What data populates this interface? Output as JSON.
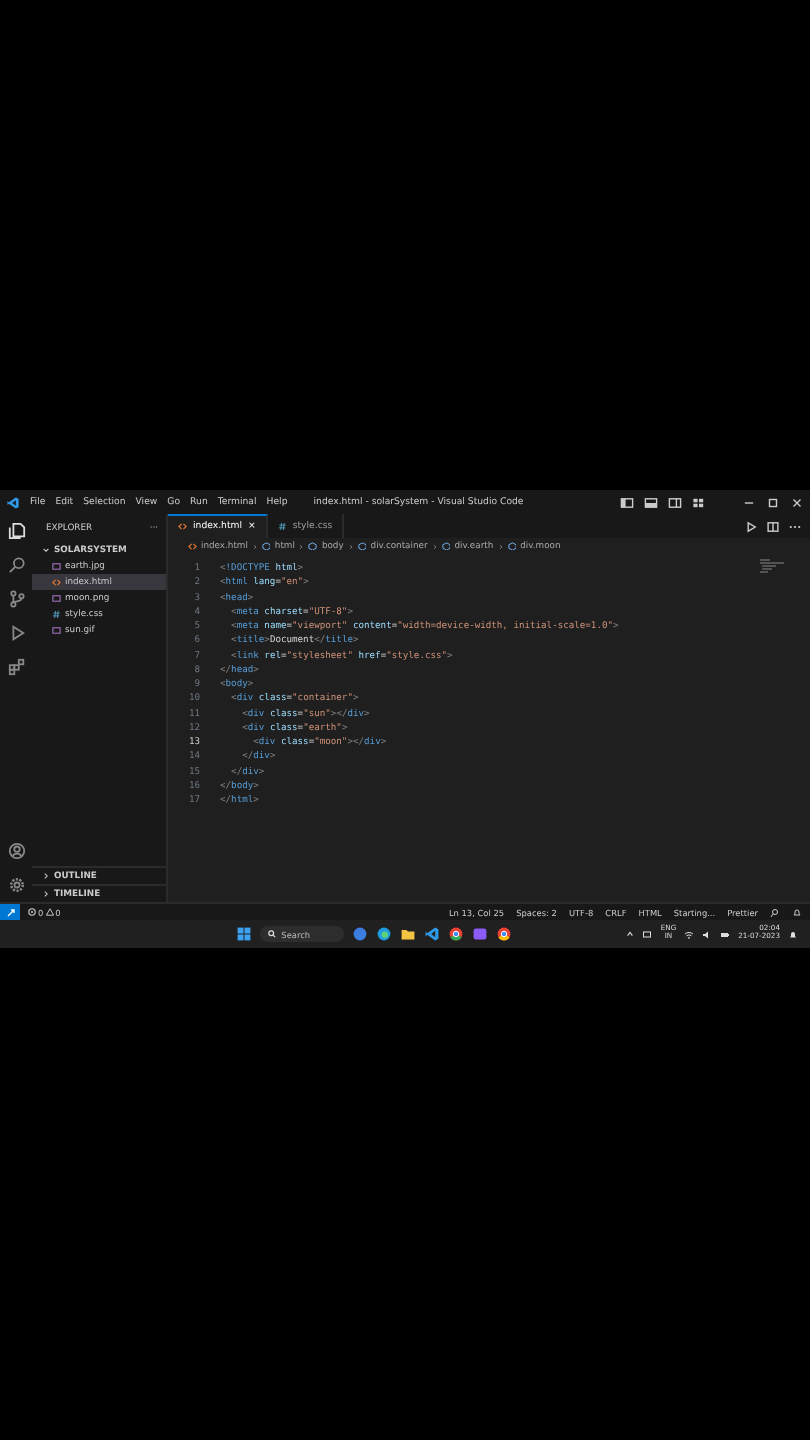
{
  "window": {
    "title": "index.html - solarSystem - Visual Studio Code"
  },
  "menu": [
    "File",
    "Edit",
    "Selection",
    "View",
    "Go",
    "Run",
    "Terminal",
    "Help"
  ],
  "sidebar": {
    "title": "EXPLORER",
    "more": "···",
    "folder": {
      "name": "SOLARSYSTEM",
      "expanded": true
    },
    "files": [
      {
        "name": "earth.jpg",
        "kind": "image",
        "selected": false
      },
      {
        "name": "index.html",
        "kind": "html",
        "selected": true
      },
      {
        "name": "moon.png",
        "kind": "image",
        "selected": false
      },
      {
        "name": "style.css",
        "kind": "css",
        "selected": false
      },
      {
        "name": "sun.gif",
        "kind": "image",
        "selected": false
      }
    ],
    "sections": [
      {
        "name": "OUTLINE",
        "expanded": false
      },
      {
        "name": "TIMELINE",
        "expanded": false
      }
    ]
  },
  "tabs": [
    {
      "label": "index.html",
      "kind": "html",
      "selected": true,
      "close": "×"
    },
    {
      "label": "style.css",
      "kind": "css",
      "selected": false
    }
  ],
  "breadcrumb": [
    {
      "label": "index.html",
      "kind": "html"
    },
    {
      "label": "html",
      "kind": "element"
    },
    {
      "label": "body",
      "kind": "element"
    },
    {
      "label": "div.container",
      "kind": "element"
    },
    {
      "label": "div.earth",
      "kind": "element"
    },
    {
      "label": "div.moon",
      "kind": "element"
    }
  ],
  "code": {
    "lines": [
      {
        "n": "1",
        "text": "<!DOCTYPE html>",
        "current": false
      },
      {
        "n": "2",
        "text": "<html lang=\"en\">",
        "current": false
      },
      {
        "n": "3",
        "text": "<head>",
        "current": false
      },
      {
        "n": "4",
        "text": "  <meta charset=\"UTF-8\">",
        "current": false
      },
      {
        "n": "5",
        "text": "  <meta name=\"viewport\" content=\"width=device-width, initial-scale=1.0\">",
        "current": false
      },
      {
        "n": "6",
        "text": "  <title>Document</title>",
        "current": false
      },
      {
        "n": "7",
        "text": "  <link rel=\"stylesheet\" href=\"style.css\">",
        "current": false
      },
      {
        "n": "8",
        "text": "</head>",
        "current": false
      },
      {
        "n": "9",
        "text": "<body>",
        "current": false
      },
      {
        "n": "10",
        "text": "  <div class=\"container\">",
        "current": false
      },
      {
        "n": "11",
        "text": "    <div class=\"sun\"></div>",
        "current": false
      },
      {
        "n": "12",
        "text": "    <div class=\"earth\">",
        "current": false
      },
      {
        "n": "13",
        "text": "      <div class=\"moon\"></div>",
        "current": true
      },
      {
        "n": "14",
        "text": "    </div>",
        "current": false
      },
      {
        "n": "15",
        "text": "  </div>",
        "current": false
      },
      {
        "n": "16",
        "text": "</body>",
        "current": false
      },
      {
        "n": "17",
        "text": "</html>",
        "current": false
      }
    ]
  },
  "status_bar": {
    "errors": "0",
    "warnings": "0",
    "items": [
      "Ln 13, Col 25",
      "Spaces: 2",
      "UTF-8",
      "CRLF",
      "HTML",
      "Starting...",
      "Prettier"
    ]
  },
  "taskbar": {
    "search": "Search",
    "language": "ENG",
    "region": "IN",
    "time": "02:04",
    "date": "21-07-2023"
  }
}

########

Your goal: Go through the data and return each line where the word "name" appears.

Answer area:
      "name": "SOLARSYSTEM",
        "name": "earth.jpg",
        "name": "index.html",
        "name": "moon.png",
        "name": "style.css",
        "name": "sun.gif",
        "name": "OUTLINE",
        "name": "TIMELINE",
        "text": "  <meta name=\"viewport\" content=\"width=device-width, initial-scale=1.0\">",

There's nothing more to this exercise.